  • Learn to distinguish what matters. Nothing like being in pain all the time to help put things in perspective. Missed the bus? Get the next one. A friend cancelled plans? We’ll reschedule. Boss being annoying? It’s just a job. This year I’ve become acutely aware of just how much time I’ve wasted in the past worrying about things that don’t matter. Don’t let the little things get you down. While I could sink into feeling sorry for myself because of what has happened, instead my circumstances have forced me to appreciate all of the amazing things I have in my life. Instead of focusing on what I’m no longer able to do, I’m grateful for all of the many things I’m still capable of.
  • Your struggles make you stronger. This one is a cliché but I can’t even explain how true this rings right now. Even when I’m feeling my worst, I’m constantly realising what I’m capable of. Every time I conquer yet another day of pain, I remind myself that I can get through this. And if I can get through this, I can get through anything.

So what now? I’ve taken a step back from personal training as I’m just not physically capable at the moment, however, I’m still wellness coaching and have a new emphasis on meditation. I don’t know how I would have survived these last few months without my meditation practice. It has allowed me to stay grounded, to see through my pain, to remain grateful, and to monitor my moods and stop me from slipping into dark places. It has kept me positive and focused, and helped me stop anxiety from taking over (I almost always win!).

I recently completed a survey on living with arthritis for research purposes, for the Rheumatology department to understand how it affects the daily lives of sufferers. I nearly broke down as I came across a question: “Do you ever feel like you would be better off dead?”. My answer was no. No matter how hard things were, I always knew I could push through and that things would get better. But it broke my heart to think that other people might not feel this way. It saddens me that so many people who have a similar condition don’t have the appropriate tools to help them cope. This is how I knew I had to share my tools with anyone who needs them.

I’m shortly going to be releasing a series of guided meditations and workshops for anyone who has ever thought about learning to meditate, and I will have dedicated series’ for those suffering from chronic pain. All completely free with the sole purpose of sharing these tools with as many people as possible.

But it’s not just for people going through a hard time. We need to work on our wellbeing at the best of times, so that when challenges come along we are able to handle them. Don’t wait until you are faced with a catastrophe to take control of your happiness. It’s not that I’m trying to prepare you for the worst – I don’t want you to be going along waiting for something bad to happen – just that if it does you’ll know how to bounce back.

If you know of anyone going through a hard time or living with chronic pain, please send them my way.
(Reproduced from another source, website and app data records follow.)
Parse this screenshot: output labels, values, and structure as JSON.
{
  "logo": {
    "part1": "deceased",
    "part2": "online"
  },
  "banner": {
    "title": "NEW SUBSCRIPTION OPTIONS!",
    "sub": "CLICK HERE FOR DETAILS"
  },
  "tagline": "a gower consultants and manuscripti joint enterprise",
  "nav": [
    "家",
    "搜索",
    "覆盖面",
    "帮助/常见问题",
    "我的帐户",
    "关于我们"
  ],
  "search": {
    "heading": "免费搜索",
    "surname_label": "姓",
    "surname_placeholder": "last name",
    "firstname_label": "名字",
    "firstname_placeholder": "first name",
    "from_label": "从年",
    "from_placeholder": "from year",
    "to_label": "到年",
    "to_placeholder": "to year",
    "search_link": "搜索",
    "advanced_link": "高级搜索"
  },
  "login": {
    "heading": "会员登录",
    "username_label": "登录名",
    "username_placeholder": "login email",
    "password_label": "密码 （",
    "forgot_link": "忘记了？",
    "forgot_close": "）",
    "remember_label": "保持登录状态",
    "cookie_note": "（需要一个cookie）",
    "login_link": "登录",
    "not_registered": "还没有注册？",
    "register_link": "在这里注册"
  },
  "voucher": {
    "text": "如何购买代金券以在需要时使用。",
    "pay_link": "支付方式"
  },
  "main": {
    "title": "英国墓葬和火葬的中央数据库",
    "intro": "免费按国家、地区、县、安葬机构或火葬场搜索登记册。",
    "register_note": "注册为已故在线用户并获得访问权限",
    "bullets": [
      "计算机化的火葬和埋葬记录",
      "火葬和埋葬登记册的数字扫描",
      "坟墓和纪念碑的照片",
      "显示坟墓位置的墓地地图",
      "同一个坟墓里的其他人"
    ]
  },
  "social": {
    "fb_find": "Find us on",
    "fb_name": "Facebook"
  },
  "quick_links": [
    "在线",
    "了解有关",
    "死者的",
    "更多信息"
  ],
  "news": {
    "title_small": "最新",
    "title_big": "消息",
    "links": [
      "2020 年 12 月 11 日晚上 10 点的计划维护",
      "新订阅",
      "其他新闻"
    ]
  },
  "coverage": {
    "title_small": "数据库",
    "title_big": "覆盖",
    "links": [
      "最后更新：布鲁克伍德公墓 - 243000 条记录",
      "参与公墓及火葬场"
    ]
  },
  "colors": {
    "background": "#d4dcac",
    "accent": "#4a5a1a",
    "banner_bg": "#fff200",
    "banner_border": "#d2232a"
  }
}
Chronic pain can be extremely isolating and it’s really important that we support each other.

If you are suffering from RA or have any questions about the disease, feel free to get in touch. I’d love to hear from you about your own personal experience and coping mechanisms.